When is your next book out?
I hear that question all the time. What readers really want to know is why can’t I write faster? There is a good reason that I’ll go into later. Anyway, here is the list of my upcoming titles and release dates.
1. An Unexpected Amish Romance. March 2018.
2. His New Amish Family. July 2018 (Cover coming soon)
3. Nov. 2018, Untitled Christmas book that will start off my new 8 book series set Maine. Did you know there were Amish settlements in Maine? I didn’t until I uncovered an article on-line about them.
That in a nutshell why can’t I write faster. I get hung up doing research. Take His New Amish Family. It deals with a young Amish man’s desire to be an auctioneer. Lots of research on the subject led me to this YouTube video. ( https://www.youtube.com/watch?v=mjpxhR-ZFF4 ) I think you’ll find it wonderfully interesting. I did.

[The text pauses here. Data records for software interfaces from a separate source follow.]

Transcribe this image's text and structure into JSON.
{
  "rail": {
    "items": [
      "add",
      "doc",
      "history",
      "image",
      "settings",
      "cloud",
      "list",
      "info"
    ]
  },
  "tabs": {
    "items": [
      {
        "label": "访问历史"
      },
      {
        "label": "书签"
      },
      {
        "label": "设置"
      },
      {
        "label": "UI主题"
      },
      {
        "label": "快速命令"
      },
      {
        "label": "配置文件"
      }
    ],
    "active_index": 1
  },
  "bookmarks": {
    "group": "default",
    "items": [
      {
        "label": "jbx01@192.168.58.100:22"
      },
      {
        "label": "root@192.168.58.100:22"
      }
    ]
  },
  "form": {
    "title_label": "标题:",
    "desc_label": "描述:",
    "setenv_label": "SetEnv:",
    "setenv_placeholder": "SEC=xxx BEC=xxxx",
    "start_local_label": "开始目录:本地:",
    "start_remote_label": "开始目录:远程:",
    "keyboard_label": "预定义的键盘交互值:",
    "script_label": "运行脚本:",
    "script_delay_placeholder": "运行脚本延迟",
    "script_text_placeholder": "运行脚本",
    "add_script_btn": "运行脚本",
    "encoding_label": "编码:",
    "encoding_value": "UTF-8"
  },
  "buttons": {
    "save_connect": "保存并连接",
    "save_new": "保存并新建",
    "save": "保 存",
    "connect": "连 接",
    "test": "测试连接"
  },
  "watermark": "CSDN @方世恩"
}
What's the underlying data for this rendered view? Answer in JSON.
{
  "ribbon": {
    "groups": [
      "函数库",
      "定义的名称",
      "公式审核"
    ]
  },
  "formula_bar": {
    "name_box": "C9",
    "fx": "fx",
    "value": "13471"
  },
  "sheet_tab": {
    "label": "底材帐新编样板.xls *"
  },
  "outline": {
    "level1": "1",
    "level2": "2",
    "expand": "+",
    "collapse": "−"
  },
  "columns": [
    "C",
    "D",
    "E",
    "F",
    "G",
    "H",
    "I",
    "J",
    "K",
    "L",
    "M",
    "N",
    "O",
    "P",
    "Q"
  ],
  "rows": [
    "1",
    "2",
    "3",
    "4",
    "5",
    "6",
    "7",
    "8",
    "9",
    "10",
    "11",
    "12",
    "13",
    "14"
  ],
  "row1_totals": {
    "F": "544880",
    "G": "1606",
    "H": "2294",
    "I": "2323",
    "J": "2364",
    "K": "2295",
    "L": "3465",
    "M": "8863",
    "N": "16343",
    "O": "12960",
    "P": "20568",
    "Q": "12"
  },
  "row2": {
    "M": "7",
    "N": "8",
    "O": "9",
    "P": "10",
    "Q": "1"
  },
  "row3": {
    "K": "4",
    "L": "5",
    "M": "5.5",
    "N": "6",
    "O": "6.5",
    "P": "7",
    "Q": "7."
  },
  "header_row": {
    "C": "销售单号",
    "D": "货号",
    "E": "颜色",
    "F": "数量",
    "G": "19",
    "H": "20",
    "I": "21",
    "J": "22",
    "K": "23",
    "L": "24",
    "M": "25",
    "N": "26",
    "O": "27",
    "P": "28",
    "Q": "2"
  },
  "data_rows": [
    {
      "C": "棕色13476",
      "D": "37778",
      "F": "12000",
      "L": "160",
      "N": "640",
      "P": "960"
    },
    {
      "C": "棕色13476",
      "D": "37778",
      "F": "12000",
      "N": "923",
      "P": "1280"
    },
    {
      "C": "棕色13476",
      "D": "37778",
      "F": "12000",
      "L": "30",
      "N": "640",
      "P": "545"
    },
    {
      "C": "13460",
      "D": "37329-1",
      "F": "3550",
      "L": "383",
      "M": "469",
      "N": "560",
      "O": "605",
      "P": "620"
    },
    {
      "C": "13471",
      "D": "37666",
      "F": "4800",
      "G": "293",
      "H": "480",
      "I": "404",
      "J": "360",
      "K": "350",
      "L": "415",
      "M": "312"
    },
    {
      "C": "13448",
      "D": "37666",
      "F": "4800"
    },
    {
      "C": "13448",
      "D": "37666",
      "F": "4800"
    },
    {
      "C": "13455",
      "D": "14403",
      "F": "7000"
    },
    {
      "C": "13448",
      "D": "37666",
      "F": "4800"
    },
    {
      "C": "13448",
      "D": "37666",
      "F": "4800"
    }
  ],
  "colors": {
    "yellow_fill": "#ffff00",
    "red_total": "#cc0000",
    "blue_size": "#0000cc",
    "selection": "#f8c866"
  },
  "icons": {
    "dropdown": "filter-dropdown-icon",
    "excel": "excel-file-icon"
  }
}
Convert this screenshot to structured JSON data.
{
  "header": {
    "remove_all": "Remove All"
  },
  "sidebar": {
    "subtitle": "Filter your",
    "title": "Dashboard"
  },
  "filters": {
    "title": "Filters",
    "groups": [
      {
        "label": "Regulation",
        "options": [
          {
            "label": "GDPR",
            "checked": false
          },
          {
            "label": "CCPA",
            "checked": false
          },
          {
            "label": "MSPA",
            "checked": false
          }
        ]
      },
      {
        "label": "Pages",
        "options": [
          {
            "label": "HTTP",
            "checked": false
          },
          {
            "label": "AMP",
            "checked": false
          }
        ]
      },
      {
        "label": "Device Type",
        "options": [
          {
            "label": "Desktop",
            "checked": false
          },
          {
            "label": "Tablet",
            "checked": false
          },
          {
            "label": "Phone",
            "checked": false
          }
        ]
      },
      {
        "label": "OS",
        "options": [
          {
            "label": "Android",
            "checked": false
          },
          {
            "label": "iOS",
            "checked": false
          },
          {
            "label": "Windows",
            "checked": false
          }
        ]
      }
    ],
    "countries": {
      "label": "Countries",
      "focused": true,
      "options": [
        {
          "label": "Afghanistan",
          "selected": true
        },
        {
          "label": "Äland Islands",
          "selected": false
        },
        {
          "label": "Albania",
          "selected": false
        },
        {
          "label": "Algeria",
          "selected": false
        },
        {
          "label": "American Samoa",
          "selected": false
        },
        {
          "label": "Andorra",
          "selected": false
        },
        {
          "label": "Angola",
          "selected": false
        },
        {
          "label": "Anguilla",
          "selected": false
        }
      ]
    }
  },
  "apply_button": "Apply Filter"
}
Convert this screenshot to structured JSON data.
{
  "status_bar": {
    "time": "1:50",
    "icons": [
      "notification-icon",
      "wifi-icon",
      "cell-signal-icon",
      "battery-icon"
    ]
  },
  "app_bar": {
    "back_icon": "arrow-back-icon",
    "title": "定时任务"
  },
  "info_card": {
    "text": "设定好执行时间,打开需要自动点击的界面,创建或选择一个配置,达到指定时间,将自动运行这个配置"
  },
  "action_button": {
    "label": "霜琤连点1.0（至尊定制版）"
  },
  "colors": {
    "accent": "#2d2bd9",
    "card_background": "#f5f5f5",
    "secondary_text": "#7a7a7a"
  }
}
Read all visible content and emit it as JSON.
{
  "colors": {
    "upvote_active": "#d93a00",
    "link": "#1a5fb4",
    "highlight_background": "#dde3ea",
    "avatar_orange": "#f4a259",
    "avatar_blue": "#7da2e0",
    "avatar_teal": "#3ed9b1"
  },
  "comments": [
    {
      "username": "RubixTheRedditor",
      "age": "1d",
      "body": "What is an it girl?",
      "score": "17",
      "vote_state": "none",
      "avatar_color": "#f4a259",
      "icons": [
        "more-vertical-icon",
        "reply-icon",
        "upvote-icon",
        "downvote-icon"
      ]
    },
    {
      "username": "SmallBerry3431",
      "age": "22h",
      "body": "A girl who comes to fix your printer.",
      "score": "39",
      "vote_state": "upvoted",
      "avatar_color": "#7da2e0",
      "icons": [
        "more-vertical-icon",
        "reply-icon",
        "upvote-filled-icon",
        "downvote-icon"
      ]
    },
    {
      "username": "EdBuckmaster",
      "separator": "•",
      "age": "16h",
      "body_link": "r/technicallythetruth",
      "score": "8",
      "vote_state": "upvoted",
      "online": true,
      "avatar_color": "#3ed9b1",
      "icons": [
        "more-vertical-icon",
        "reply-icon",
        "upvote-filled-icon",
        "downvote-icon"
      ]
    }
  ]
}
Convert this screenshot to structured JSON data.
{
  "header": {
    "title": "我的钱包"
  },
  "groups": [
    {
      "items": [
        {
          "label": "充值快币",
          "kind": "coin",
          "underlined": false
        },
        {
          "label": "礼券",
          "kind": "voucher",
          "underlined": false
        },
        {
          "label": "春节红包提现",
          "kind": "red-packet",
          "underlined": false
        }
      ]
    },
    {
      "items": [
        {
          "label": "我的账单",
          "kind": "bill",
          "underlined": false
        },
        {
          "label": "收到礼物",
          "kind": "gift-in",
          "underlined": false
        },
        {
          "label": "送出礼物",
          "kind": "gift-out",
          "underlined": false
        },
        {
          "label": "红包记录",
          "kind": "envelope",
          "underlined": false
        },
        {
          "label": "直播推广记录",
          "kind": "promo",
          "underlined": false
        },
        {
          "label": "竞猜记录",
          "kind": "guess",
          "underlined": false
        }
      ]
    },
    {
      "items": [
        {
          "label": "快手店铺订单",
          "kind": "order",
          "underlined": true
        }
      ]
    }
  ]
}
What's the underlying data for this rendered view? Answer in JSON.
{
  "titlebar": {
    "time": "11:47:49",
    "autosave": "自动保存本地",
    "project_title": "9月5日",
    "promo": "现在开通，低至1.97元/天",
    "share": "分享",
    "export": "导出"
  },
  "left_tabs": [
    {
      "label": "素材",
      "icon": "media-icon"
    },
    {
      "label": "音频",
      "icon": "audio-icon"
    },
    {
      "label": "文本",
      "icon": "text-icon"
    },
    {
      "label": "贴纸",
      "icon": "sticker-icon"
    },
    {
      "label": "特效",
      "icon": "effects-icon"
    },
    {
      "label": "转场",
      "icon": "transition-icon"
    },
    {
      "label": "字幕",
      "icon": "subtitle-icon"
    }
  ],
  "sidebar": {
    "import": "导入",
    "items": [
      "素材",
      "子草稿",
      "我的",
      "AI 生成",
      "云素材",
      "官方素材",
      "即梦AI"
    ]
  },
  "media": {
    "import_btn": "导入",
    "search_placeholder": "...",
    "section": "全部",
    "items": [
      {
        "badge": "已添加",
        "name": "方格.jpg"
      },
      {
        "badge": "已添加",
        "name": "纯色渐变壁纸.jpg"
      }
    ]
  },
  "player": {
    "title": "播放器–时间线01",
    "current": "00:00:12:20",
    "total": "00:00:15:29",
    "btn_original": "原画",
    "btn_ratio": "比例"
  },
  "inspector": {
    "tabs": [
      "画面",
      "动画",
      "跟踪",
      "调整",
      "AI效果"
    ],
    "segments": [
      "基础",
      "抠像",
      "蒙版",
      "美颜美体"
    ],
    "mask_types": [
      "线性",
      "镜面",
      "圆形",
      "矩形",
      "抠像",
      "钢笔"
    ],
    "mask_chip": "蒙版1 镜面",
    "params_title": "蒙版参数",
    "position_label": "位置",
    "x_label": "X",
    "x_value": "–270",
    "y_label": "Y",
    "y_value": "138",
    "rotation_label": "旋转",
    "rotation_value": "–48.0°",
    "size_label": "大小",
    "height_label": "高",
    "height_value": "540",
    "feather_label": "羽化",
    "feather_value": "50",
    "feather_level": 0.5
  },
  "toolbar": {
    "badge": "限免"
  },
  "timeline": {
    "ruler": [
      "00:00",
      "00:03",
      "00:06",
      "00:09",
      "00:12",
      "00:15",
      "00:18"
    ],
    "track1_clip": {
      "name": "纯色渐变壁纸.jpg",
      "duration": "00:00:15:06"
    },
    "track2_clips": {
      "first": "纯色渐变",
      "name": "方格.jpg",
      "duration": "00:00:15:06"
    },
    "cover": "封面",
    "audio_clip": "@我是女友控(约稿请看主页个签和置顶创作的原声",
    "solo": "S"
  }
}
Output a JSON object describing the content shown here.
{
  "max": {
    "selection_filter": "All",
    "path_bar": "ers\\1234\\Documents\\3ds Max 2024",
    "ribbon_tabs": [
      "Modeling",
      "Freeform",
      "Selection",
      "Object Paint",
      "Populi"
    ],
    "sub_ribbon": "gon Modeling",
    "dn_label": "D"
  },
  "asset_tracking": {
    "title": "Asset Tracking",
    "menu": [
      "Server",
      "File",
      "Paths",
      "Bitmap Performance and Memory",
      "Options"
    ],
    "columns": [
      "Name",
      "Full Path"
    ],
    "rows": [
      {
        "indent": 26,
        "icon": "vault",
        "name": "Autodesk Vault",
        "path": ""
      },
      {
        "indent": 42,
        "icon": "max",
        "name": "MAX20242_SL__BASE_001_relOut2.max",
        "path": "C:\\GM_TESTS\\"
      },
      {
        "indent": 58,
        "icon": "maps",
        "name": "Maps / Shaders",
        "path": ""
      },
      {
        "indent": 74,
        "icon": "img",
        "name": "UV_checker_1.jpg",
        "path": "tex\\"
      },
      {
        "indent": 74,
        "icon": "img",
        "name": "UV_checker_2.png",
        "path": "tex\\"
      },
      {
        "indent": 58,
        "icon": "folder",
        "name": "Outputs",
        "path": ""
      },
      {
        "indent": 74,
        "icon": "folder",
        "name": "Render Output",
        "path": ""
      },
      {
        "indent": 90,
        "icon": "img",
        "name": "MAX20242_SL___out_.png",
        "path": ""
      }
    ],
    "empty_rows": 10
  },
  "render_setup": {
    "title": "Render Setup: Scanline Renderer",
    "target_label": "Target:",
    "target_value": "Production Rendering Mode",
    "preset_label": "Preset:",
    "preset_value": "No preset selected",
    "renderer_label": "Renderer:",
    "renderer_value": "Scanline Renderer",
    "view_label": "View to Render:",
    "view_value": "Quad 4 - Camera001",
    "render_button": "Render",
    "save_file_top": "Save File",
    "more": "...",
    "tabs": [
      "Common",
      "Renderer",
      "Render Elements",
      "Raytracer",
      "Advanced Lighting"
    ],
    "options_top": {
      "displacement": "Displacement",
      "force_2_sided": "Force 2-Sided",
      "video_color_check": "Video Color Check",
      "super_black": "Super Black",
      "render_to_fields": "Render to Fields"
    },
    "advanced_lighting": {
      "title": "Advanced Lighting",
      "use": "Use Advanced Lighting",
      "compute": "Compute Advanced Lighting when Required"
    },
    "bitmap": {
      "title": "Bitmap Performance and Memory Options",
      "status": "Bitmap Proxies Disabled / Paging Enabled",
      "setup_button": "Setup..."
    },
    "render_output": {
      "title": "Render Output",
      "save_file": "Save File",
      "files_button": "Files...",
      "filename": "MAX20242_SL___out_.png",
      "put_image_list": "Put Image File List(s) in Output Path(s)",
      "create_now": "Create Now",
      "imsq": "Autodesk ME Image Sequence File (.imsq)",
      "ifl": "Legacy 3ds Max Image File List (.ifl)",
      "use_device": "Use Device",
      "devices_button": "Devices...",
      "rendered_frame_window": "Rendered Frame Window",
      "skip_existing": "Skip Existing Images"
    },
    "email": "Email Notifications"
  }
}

Once I had my hero’s occupation, goal, motivation and conflict fairly well formed in my mind I started working on my heroine. Who was she. What did she want or need? Why couldn’t she obtain it? I love kids and I love writing about kids. As a former nurse I happened to like writing about medical issues. One issue the Amish have that I find really fascinating is their incidence of genetic diseases. Take Crigler-Najjar syndrome. Never heard of it? I have not encountered this rare genetic disorder as a nurse, but I am familiar with it from medical literature.
Blue Light Babies as they are sometimes called are infants that suffer from jaundice, a yellowing of the skin and eyes caused by a substance we all have in our blood called bilirubin. High levels in the blood can cause brain damage and death. Our livers get rid of the stuff every day and we never have to worry.
Many newborns have a mild form of jaundice and are treated by being placed under phototherapy. Light, particularly blue light, causes a reaction in the skin that breaks down bilirubin and lets the body get rid of it.
In Crigler-Najjar syndrome the child’s liver can not process the bilirubin in his or her blood. The levels increase until the child dies. The current treatment is 10 to 12 hours of phototherapy a day until the child’s skin becomes too thick for the light to penetrate. When that happens, usually in their early teens, they die.
Here is a link to a wonderful Fox News article about blue light children.
The only cure is a liver transplant, but in a population without medical insurance the $500,000 to $700,000 price tag for the surgery is difficult to fund. The heroine of my book has a little girl with this rare syndrome. She believes she is the rightful heir to her late uncle’s farm and plans to sell it to raise the money for her daughter’s surgery. An unscrupulous cousin claims the land is his and has hired an Amish auctioneer to sell the property as soon as possible.
Can this young widow convince the hero that the farm belongs to her? Or will he honor the bargain he made and sell her daughter’s only hope for a normal life?
Research is my love and my downfall. I can get carried away for hours. I may not be able to turn out as many books a year as some readers would like but I hope my stories supply you with a new tidbit of knowledge about the Amish that you didn’t know.